We’re a baseball family. For better or for worse, we root for the Atlanta Braves while my sister’s family cheers for the Baltimore Orioles and Boston Red Sox. When my nephews were playing, their dad coached Pony league ball and travel ball, and now he coaches the high school team. Our daughter played fast pitch softball in Little League, travel ball, and high school. My cousin Glenn was a collector of baseball memorabilia and even paid for his 3 daughters’ braces just selling baseball cards. As we say in the South, “We’re eat up with it.”
So to have a professional ballplayer in the family is a big deal.
Arthur Henry “Woody” Woodring is no one famous. I didn’t know him either, but he was married to my great-aunt Velma Davis.
So, what about that baseball career? Why wasn’t he listed in the 1930 census? I’m going to guess Woody was traveling, playing ball somewhere.
Judging by his uniform, he played baseball for the Shenandoah Indians, one of the top teams in the Shenandoah Valley League, which was started in 1923.
I wish I could identify his teammates.
Look at that glove. Was he a catcher?
These people look authoritative. My guess is a manager and umpire.
Today the SVL is funded by Major League Baseball as part of the National Alliance of College Summer Baseball, an association of 8 summer leagues. To date the league has produced over 1000 major league baseball players.
|Shenandoah Ball Park 1951|
Image scanned from Shenandoah:
A History of Our Town and Its People
Unfortunately, I don’t know the particulars of Woody’s career except that it didn’t last. Maybe the Depression got in the way.
My mother always remembered Velma and Woody as “the fun ones” in the family. They didn’t have kids of their own, but they enjoyed entertaining their niece and nephew.
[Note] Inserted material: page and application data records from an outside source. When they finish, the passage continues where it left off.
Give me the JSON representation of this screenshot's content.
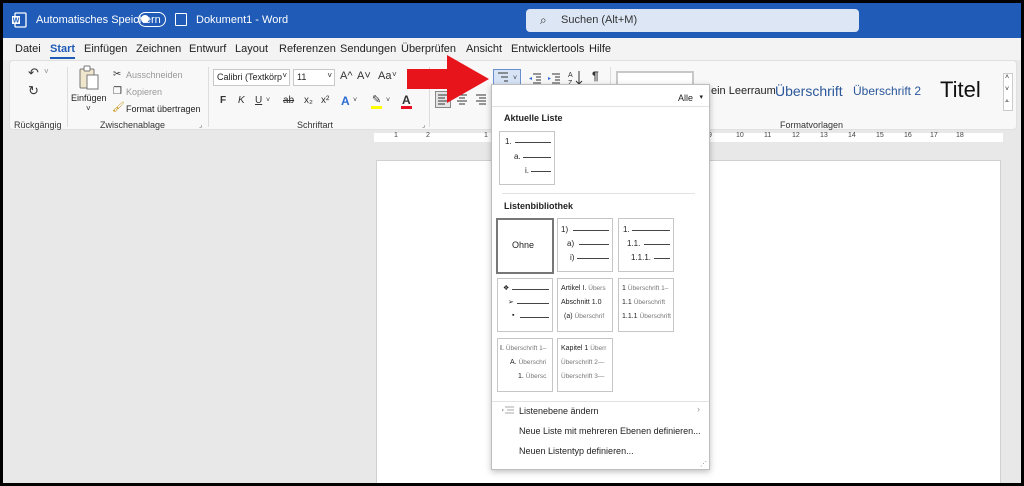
{
  "titlebar": {
    "autosave_label": "Automatisches Speichern",
    "doc_title": "Dokument1 - Word",
    "search_placeholder": "Suchen (Alt+M)"
  },
  "menu": [
    "Datei",
    "Start",
    "Einfügen",
    "Zeichnen",
    "Entwurf",
    "Layout",
    "Referenzen",
    "Sendungen",
    "Überprüfen",
    "Ansicht",
    "Entwicklertools",
    "Hilfe"
  ],
  "ribbon": {
    "undo_group": "Rückgängig",
    "clipboard": {
      "group": "Zwischenablage",
      "paste": "Einfügen",
      "cut": "Ausschneiden",
      "copy": "Kopieren",
      "format_painter": "Format übertragen"
    },
    "font": {
      "group": "Schriftart",
      "font_name": "Calibri (Textkörp",
      "font_size": "11",
      "grow": "A^",
      "shrink": "A˅",
      "case": "Aa",
      "bold": "F",
      "italic": "K",
      "underline": "U",
      "strike": "ab",
      "sub": "x₂",
      "sup": "x²"
    },
    "styles": {
      "group": "Formatvorlagen",
      "no_spacing": "ein Leerraum",
      "heading1": "Überschrift",
      "heading2": "Überschrift 2",
      "title": "Titel"
    },
    "paragraph": {
      "pilcrow": "¶"
    }
  },
  "ruler_labels": [
    "1",
    "2",
    "1",
    "2",
    "3",
    "4",
    "5",
    "6",
    "7",
    "8",
    "9",
    "10",
    "11",
    "12",
    "13",
    "14",
    "15",
    "16",
    "17",
    "18"
  ],
  "dropdown": {
    "filter": "Alle",
    "current_header": "Aktuelle Liste",
    "library_header": "Listenbibliothek",
    "none_label": "Ohne",
    "current_tile": [
      "1.",
      "a.",
      "i."
    ],
    "tile_num": [
      "1)",
      "a)",
      "i)"
    ],
    "tile_decimal": [
      "1.",
      "1.1.",
      "1.1.1."
    ],
    "tile_bullets": [
      "❖",
      "➢",
      "▪"
    ],
    "tile_artikel": [
      {
        "a": "Artikel I.",
        "b": "Übers"
      },
      {
        "a": "Abschnitt 1.0",
        "b": ""
      },
      {
        "a": "(a)",
        "b": "Überschrif"
      }
    ],
    "tile_heading_num": [
      {
        "a": "1",
        "b": "Überschrift 1–"
      },
      {
        "a": "1.1",
        "b": "Überschrift"
      },
      {
        "a": "1.1.1",
        "b": "Überschrift"
      }
    ],
    "tile_roman": [
      {
        "a": "I.",
        "b": "Überschrift 1–"
      },
      {
        "a": "A.",
        "b": "Überschri"
      },
      {
        "a": "1.",
        "b": "Übersc"
      }
    ],
    "tile_kapitel": [
      {
        "a": "Kapitel 1",
        "b": "Überr"
      },
      {
        "a": "",
        "b": "Überschrift 2—"
      },
      {
        "a": "",
        "b": "Überschrift 3—"
      }
    ],
    "change_level": "Listenebene ändern",
    "define_multilevel": "Neue Liste mit mehreren Ebenen definieren...",
    "define_style": "Neuen Listentyp definieren..."
  },
  "colors": {
    "title_bar": "#1f5bb7",
    "arrow": "#e8141c",
    "highlight": "#ffff00",
    "font_color": "#e81123"
  }
}
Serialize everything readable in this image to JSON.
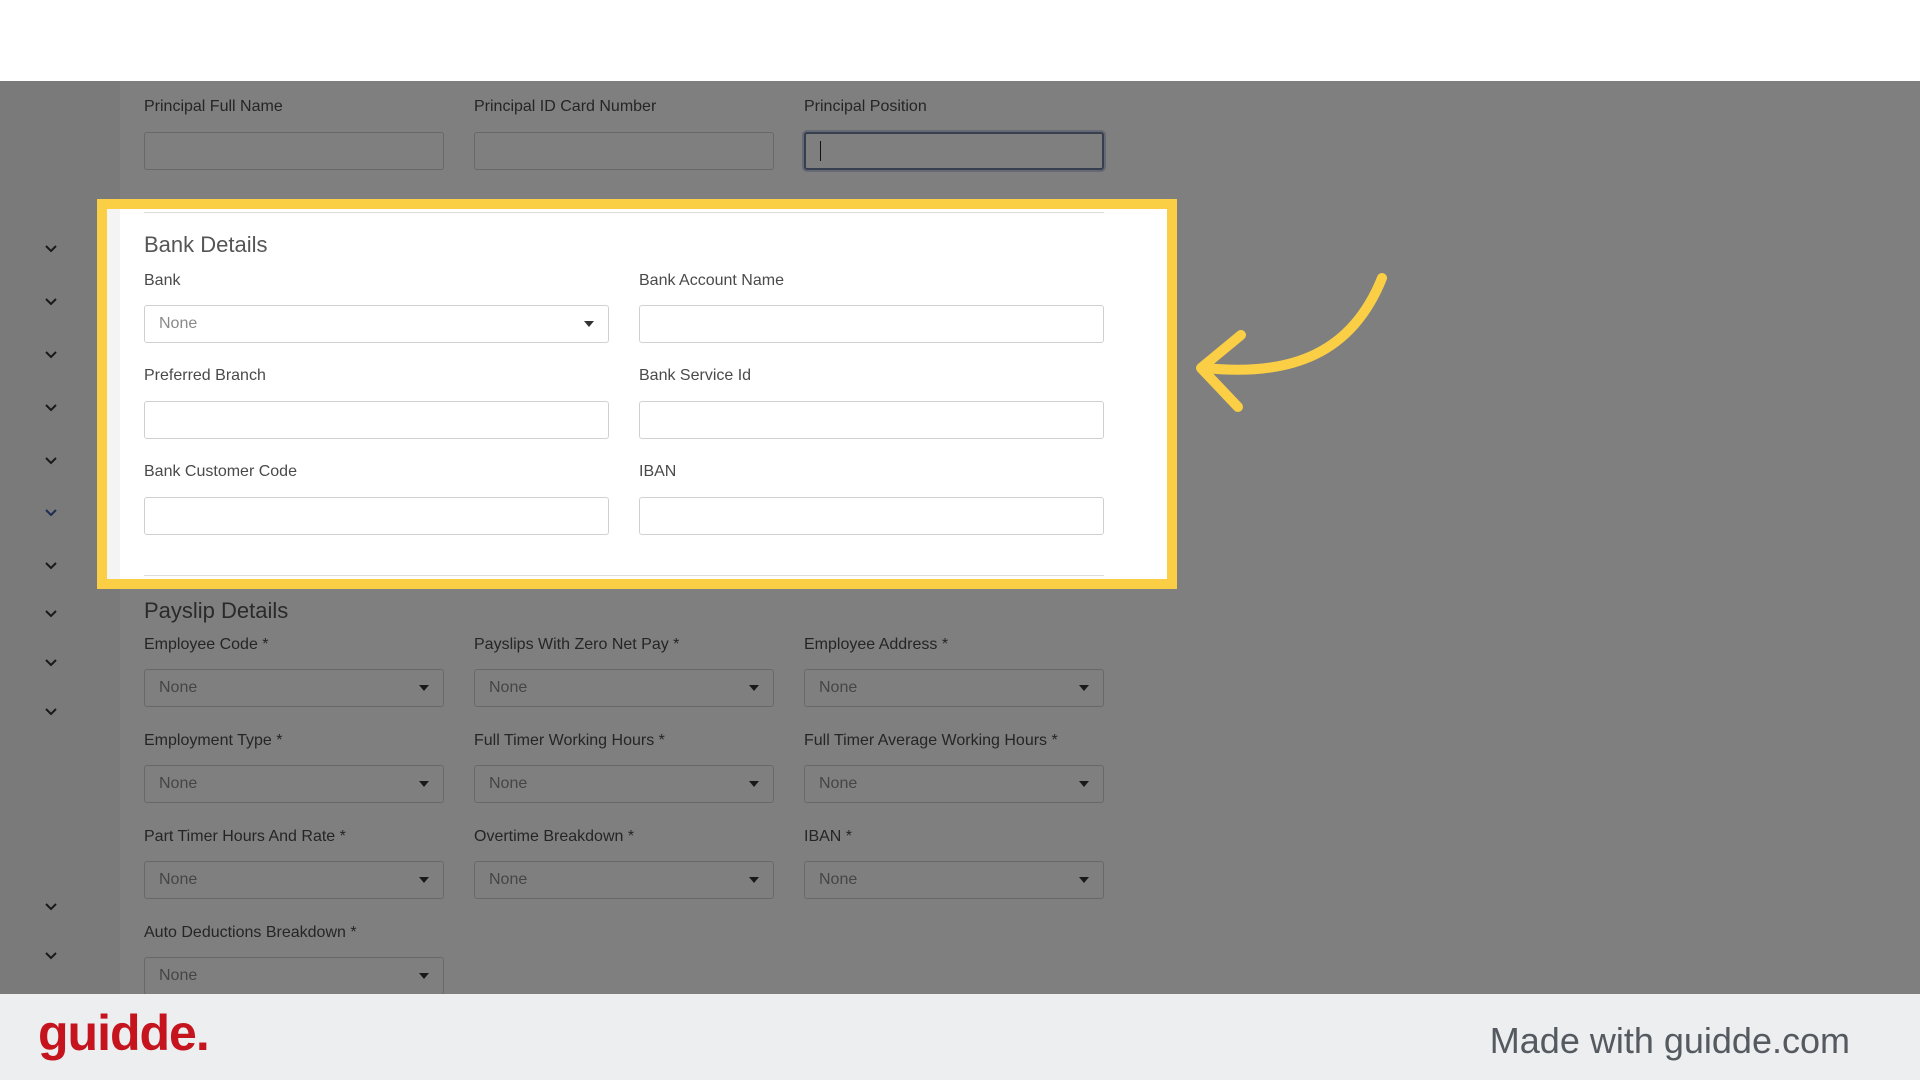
{
  "director_section": {
    "fields": [
      {
        "label": "Principal Full Name",
        "value": ""
      },
      {
        "label": "Principal ID Card Number",
        "value": ""
      },
      {
        "label": "Principal Position",
        "value": ""
      }
    ]
  },
  "bank_section": {
    "title": "Bank Details",
    "bank_label": "Bank",
    "bank_value": "None",
    "account_name_label": "Bank Account Name",
    "preferred_branch_label": "Preferred Branch",
    "service_id_label": "Bank Service Id",
    "customer_code_label": "Bank Customer Code",
    "iban_label": "IBAN"
  },
  "payslip_section": {
    "title": "Payslip Details",
    "fields": [
      {
        "label": "Employee Code *",
        "value": "None"
      },
      {
        "label": "Payslips With Zero Net Pay *",
        "value": "None"
      },
      {
        "label": "Employee Address *",
        "value": "None"
      },
      {
        "label": "Employment Type *",
        "value": "None"
      },
      {
        "label": "Full Timer Working Hours *",
        "value": "None"
      },
      {
        "label": "Full Timer Average Working Hours  *",
        "value": "None"
      },
      {
        "label": "Part Timer Hours And Rate *",
        "value": "None"
      },
      {
        "label": "Overtime Breakdown *",
        "value": "None"
      },
      {
        "label": "IBAN *",
        "value": "None"
      },
      {
        "label": "Auto Deductions Breakdown *",
        "value": "None"
      }
    ]
  },
  "sidebar": {
    "icon": "chevron-down-icon",
    "count": 12
  },
  "highlight_color": "#fbcf45",
  "dim_overlay_color": "#000000",
  "footer": {
    "logo_text": "guidde.",
    "made_with": "Made with guidde.com",
    "logo_color": "#c5141d"
  }
}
|Woody and Uncle Orvin Jr.|
It seems throughout his life, Woody enjoyed all kinds of sports including hunting and fishing.